* _Task directions_
In the entries below, find each line with the word "true" and return it.

* _Data for the task_
:::::

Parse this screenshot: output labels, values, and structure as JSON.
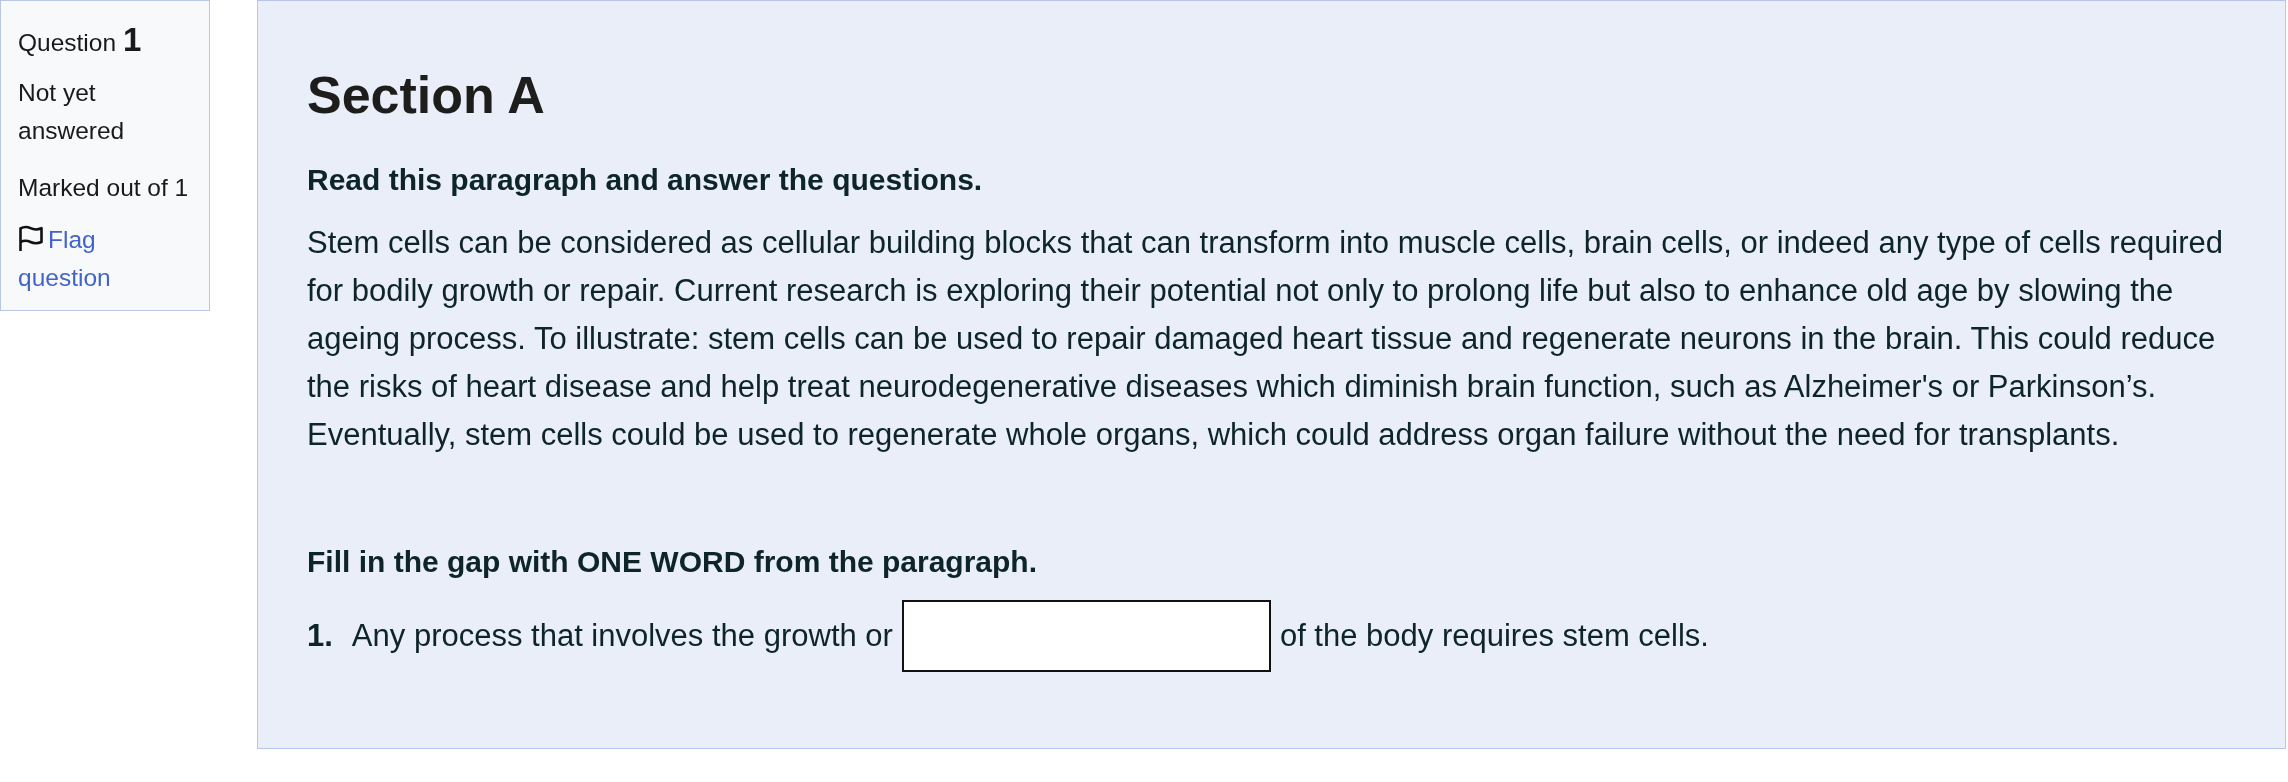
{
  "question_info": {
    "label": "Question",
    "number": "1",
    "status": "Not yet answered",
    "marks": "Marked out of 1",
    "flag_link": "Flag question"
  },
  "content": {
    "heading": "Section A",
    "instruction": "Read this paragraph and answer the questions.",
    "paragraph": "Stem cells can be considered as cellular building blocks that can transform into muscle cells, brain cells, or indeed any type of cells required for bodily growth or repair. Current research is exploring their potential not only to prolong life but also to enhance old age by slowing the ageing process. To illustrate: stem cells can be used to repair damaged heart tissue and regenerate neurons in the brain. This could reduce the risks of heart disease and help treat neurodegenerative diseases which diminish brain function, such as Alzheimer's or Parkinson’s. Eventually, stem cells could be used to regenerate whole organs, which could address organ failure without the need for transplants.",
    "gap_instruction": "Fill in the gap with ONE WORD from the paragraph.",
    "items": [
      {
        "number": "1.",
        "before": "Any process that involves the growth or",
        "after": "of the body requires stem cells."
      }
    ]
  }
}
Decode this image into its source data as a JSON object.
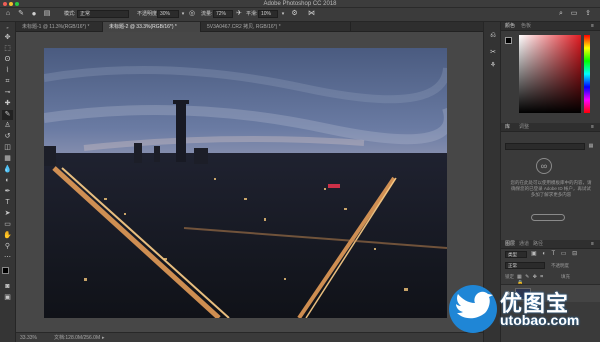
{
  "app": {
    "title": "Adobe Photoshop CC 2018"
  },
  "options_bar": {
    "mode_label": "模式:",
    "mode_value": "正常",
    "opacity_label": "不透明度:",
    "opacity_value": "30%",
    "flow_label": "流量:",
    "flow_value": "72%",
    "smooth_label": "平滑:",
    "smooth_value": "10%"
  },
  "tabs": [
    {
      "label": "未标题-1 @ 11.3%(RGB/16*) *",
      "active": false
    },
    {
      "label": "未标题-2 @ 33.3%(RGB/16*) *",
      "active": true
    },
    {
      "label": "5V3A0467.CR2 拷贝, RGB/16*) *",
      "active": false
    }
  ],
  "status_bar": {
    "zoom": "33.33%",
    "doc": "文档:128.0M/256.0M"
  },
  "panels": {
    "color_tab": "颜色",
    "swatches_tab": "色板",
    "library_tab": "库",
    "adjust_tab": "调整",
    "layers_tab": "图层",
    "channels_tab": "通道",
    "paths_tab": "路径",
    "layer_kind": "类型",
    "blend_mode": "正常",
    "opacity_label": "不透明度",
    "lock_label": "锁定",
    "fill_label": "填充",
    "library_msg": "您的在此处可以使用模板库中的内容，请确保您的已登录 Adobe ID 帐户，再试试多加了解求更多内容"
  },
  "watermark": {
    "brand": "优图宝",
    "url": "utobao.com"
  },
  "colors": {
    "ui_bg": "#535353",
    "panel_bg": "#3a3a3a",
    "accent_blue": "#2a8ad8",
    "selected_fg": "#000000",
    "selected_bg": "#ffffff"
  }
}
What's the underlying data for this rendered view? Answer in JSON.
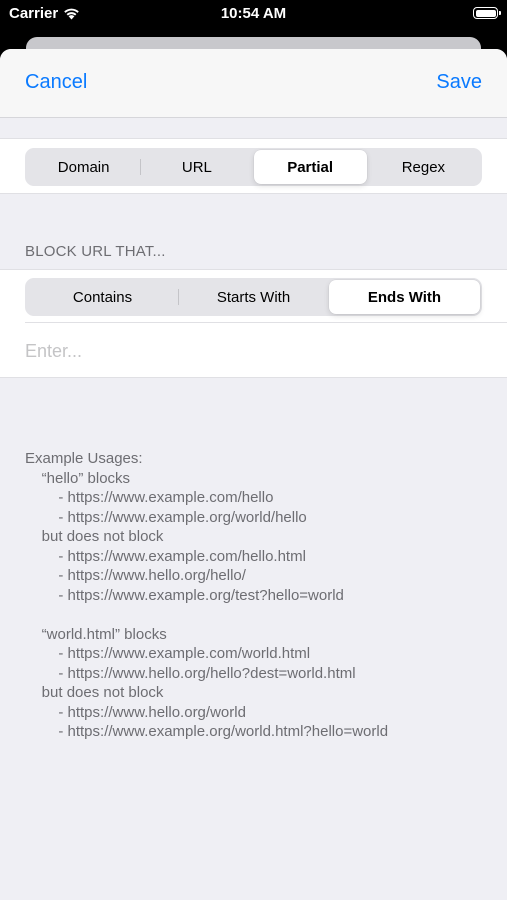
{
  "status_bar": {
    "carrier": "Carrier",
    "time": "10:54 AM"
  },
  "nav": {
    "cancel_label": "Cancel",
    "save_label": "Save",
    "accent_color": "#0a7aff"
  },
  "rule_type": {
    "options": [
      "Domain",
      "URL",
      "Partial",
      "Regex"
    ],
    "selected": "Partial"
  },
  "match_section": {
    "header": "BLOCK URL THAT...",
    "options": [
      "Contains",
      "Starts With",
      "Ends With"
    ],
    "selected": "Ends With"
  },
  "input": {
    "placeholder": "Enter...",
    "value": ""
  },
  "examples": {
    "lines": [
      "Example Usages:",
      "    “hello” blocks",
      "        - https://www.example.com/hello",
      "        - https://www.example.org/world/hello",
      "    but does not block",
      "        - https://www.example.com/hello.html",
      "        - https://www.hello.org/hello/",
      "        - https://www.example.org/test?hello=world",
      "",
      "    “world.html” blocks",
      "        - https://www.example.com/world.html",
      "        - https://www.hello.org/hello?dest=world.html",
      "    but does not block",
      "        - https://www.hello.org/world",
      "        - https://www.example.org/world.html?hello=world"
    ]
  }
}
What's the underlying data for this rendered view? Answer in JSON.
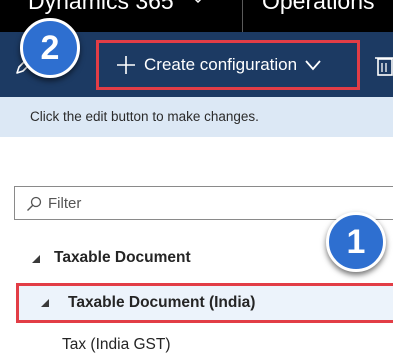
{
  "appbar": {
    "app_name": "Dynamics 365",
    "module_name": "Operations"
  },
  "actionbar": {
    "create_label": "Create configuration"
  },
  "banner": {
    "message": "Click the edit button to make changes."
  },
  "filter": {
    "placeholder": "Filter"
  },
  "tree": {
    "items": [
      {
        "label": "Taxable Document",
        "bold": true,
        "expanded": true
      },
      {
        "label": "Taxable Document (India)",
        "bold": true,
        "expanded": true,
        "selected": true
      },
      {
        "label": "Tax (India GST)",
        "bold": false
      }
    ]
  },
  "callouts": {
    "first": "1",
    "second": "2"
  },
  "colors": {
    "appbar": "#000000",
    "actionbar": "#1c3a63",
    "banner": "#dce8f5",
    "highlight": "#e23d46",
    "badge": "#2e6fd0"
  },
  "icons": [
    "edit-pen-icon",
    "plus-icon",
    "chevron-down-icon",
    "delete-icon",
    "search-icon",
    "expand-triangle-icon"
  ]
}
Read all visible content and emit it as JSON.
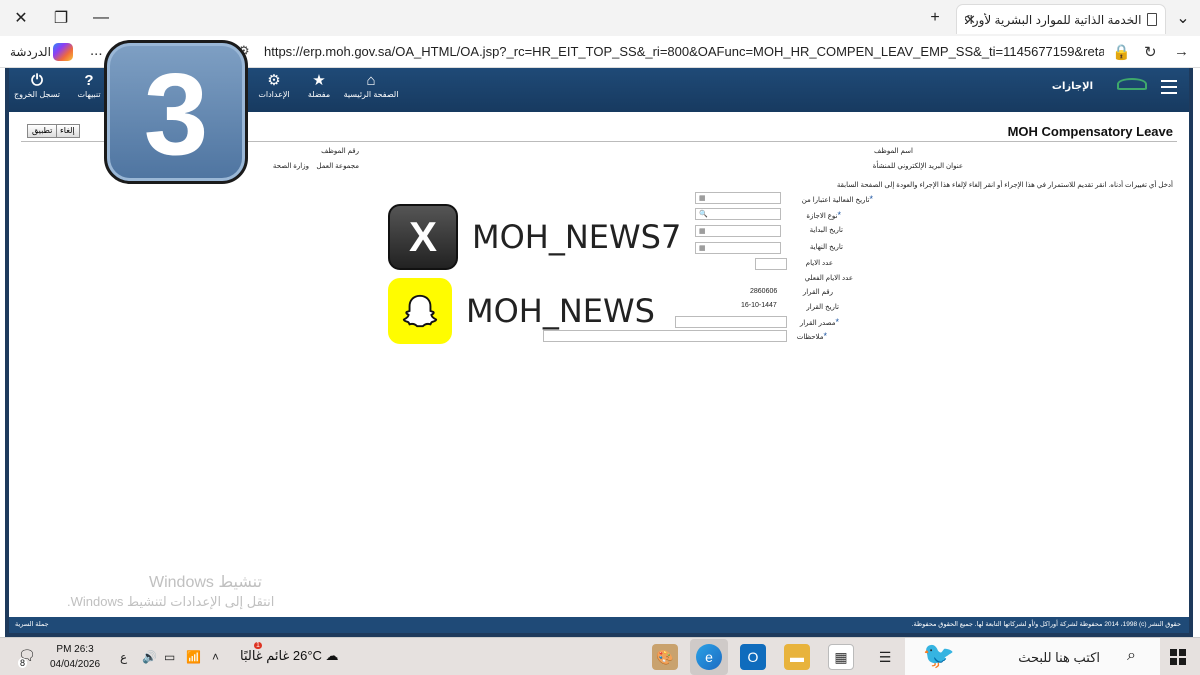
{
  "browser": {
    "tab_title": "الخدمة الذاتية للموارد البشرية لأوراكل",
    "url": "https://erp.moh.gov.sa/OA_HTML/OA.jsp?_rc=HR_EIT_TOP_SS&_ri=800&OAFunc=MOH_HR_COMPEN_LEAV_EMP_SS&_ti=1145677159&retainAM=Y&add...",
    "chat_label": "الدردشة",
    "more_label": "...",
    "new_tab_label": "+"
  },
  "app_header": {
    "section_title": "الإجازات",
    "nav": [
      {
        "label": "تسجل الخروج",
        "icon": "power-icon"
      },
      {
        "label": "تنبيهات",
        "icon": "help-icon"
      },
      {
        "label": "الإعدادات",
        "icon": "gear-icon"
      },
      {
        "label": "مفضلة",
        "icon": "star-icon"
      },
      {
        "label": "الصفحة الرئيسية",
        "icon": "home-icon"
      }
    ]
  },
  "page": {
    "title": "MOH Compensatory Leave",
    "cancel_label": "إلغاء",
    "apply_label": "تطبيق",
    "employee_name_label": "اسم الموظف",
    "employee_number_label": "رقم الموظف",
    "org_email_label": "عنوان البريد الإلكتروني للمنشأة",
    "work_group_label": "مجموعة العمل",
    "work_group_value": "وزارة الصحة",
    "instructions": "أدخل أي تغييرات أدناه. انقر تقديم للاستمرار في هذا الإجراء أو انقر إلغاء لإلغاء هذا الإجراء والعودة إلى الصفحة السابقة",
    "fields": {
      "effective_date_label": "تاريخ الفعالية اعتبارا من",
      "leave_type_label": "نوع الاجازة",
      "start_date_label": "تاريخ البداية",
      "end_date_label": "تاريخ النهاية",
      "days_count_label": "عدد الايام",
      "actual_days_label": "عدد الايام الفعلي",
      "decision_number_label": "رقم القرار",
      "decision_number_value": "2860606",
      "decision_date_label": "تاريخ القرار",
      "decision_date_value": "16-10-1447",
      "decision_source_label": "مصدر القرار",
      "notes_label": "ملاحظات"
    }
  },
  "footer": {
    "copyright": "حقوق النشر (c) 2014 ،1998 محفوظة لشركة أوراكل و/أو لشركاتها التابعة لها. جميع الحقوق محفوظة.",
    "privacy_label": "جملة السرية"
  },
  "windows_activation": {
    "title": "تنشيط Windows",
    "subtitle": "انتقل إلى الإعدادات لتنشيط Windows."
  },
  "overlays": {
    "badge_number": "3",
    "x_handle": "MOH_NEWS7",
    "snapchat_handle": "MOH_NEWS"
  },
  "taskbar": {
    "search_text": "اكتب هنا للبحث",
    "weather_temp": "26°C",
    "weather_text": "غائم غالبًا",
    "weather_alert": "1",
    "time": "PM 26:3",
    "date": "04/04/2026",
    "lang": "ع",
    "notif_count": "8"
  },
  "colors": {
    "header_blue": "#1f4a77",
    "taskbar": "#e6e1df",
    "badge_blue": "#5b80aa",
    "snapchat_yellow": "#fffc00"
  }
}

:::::

* _Result for this exercise_
      "active": true
        "bold": true,
        "expanded": true
        "bold": true,
        "expanded": true,
        "selected": true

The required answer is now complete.